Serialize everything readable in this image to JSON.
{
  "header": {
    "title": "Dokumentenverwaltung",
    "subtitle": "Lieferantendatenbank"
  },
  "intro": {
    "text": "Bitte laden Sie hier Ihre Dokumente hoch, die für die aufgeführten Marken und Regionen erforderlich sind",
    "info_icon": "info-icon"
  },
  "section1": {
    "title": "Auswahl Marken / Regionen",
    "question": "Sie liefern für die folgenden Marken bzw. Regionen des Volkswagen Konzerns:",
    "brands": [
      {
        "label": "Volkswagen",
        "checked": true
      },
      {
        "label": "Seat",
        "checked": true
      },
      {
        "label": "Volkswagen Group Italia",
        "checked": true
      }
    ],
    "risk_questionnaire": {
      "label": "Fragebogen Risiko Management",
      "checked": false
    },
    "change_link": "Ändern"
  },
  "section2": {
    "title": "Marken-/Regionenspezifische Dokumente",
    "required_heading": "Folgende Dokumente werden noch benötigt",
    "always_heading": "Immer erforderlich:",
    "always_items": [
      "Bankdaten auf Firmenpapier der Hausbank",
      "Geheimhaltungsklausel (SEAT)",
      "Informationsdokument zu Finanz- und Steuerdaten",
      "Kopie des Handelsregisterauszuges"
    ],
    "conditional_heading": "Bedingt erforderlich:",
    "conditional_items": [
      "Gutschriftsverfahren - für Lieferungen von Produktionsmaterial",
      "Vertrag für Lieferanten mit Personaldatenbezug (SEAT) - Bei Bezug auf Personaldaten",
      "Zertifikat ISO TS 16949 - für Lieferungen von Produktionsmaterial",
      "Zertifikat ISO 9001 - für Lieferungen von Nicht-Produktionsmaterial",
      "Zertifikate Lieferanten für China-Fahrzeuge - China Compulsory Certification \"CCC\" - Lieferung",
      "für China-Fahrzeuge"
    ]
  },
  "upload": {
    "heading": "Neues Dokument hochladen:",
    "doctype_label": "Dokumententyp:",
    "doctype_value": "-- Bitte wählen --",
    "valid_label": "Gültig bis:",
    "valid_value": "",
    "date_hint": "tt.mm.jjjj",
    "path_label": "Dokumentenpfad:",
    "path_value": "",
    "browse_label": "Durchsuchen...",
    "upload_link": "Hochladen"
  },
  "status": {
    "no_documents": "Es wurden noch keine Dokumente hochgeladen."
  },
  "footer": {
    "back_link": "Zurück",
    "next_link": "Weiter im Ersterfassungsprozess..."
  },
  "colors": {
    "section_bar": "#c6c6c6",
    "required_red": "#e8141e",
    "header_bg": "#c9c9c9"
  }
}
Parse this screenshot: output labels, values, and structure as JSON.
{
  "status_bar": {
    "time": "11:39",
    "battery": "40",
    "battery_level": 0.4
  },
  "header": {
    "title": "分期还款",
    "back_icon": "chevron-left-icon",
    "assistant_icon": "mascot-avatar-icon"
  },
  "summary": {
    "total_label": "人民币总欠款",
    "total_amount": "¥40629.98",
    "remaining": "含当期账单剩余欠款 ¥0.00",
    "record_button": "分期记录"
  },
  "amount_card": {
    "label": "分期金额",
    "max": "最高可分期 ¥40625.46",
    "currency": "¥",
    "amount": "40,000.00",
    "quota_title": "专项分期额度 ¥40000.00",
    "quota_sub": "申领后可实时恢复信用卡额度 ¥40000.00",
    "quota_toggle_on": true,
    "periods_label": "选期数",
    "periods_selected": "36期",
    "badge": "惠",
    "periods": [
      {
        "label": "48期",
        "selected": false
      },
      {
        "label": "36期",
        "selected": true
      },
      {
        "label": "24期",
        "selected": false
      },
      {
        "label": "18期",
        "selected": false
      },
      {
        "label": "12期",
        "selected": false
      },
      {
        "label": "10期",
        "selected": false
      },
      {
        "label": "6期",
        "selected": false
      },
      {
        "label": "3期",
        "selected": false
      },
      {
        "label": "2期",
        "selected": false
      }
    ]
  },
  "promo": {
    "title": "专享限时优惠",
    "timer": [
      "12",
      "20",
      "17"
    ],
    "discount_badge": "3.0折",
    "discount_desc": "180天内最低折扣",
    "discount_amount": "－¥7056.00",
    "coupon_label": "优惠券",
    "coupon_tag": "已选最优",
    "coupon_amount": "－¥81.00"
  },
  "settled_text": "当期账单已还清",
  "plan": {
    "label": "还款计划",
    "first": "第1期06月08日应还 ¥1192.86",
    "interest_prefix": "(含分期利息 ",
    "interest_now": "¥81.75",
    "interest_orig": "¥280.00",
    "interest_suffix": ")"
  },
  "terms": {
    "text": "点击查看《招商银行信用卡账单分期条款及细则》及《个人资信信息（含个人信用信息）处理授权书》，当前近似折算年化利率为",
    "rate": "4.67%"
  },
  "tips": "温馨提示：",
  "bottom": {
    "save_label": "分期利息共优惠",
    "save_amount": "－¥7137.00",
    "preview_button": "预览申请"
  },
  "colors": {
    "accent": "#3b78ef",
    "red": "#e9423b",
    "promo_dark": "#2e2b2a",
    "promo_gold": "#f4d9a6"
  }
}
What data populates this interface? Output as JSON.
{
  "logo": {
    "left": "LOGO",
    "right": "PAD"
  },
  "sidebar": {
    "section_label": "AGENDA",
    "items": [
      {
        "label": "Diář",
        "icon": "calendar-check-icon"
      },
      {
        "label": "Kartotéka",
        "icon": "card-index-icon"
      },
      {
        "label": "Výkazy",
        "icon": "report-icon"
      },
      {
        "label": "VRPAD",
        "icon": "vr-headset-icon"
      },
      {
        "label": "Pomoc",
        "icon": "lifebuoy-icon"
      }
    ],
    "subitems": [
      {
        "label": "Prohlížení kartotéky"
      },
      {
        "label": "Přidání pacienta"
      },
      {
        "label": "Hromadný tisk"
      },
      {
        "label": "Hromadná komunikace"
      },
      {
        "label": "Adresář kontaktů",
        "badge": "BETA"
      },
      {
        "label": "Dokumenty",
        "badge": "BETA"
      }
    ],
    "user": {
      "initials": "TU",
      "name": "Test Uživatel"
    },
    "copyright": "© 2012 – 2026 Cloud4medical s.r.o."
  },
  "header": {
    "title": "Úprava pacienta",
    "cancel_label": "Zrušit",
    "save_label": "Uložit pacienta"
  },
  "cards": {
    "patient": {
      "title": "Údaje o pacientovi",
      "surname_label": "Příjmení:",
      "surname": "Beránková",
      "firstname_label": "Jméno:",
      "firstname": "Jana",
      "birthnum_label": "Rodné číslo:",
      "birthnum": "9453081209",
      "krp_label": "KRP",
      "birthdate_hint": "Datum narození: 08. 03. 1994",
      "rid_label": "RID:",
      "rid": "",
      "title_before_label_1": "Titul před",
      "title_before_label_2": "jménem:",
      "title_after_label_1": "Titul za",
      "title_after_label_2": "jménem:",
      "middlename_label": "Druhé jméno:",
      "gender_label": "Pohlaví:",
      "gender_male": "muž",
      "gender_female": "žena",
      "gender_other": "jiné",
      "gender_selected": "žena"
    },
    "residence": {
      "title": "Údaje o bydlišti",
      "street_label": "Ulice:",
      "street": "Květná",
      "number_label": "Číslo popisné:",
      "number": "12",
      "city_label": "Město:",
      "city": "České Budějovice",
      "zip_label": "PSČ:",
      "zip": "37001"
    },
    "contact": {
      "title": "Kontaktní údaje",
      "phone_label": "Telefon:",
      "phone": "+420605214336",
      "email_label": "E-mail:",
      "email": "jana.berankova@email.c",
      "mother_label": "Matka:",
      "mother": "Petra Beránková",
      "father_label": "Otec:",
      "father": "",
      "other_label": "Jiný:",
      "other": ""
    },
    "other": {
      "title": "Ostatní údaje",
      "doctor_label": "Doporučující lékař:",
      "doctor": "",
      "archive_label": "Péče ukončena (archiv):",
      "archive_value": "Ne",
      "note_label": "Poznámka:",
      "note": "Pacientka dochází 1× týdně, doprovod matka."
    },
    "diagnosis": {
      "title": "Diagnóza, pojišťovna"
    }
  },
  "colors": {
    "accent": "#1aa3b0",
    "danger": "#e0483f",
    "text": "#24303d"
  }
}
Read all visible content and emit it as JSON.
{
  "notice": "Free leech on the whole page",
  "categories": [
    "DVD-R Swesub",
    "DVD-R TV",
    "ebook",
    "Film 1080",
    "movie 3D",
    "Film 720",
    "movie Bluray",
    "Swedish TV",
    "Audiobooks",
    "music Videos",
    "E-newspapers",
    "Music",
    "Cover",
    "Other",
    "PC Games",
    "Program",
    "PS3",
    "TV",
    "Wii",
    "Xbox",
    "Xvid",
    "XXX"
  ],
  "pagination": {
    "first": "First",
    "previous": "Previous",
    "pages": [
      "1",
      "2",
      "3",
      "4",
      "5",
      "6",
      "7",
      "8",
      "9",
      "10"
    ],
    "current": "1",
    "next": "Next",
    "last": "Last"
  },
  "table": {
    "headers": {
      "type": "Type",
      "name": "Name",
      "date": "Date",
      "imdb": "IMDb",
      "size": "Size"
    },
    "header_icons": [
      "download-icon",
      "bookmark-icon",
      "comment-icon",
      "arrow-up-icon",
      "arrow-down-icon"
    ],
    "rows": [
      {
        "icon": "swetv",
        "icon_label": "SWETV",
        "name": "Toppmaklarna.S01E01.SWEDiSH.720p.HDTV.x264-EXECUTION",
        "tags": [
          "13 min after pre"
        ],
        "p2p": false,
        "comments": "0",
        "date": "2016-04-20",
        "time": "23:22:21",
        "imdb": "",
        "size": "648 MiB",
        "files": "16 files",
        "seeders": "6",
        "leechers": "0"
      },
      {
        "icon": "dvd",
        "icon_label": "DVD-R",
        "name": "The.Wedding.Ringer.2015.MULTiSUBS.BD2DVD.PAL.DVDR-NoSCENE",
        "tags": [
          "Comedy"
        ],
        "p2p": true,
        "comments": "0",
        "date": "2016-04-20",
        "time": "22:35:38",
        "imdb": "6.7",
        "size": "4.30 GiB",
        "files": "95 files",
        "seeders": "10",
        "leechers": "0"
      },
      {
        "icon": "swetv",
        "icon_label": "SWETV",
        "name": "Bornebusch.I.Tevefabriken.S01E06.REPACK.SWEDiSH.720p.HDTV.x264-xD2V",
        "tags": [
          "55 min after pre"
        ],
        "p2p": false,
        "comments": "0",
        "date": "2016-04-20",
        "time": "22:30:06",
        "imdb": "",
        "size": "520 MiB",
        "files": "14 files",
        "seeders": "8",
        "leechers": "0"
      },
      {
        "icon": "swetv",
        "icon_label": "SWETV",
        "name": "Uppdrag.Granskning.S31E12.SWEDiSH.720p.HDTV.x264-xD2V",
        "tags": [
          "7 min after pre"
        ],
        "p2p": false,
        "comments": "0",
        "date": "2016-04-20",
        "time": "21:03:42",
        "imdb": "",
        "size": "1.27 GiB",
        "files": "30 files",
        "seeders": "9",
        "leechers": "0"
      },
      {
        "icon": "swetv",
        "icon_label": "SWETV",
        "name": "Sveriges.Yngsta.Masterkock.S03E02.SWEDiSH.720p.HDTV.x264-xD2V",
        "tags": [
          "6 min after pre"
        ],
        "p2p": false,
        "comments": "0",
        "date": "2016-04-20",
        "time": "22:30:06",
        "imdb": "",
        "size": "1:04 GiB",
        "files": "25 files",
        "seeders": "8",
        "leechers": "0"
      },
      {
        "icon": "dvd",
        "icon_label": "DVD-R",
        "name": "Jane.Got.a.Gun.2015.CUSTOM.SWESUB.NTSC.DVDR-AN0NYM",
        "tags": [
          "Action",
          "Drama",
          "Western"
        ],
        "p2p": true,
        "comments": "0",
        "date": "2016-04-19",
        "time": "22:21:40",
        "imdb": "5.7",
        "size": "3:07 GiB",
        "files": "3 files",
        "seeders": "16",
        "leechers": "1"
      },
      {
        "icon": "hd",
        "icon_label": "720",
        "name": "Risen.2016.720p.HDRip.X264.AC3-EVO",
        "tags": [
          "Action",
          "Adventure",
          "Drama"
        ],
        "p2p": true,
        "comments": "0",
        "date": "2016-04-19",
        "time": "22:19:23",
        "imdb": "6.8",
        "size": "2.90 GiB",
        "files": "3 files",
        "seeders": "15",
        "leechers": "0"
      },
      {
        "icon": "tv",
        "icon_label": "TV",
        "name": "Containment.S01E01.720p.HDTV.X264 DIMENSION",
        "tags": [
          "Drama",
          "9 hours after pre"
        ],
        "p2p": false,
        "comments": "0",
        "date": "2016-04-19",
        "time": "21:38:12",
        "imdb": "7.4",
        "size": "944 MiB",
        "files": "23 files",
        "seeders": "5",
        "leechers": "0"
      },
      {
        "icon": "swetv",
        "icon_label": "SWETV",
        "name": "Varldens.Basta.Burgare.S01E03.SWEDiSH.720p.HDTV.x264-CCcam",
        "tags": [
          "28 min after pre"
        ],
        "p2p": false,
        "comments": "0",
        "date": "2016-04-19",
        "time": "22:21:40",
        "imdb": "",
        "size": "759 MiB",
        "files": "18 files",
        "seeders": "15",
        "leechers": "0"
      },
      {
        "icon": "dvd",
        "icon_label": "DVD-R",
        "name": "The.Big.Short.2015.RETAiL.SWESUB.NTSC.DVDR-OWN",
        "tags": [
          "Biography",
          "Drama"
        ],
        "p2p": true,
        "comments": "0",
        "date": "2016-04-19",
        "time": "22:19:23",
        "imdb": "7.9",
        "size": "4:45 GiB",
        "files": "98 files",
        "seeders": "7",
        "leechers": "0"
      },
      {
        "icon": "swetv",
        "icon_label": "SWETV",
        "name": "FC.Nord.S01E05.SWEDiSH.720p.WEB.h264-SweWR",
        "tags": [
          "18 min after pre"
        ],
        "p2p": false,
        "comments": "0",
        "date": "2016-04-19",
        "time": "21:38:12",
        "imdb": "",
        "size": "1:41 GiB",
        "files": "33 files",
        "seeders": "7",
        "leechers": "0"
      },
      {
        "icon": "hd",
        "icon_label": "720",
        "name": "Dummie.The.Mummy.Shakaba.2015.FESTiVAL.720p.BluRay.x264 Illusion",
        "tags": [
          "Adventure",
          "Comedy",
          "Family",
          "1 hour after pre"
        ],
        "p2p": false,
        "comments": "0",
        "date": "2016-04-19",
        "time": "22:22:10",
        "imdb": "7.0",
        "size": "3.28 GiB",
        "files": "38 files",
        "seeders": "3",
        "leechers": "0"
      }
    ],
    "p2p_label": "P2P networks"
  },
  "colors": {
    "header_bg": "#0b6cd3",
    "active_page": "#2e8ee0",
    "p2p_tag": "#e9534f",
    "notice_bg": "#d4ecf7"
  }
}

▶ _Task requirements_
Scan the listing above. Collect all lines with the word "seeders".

▶ _Reply_
        "seeders": "6",
        "seeders": "10",
        "seeders": "8",
        "seeders": "9",
        "seeders": "8",
        "seeders": "16",
        "seeders": "15",
        "seeders": "5",
        "seeders": "15",
        "seeders": "7",
        "seeders": "7",
        "seeders": "3",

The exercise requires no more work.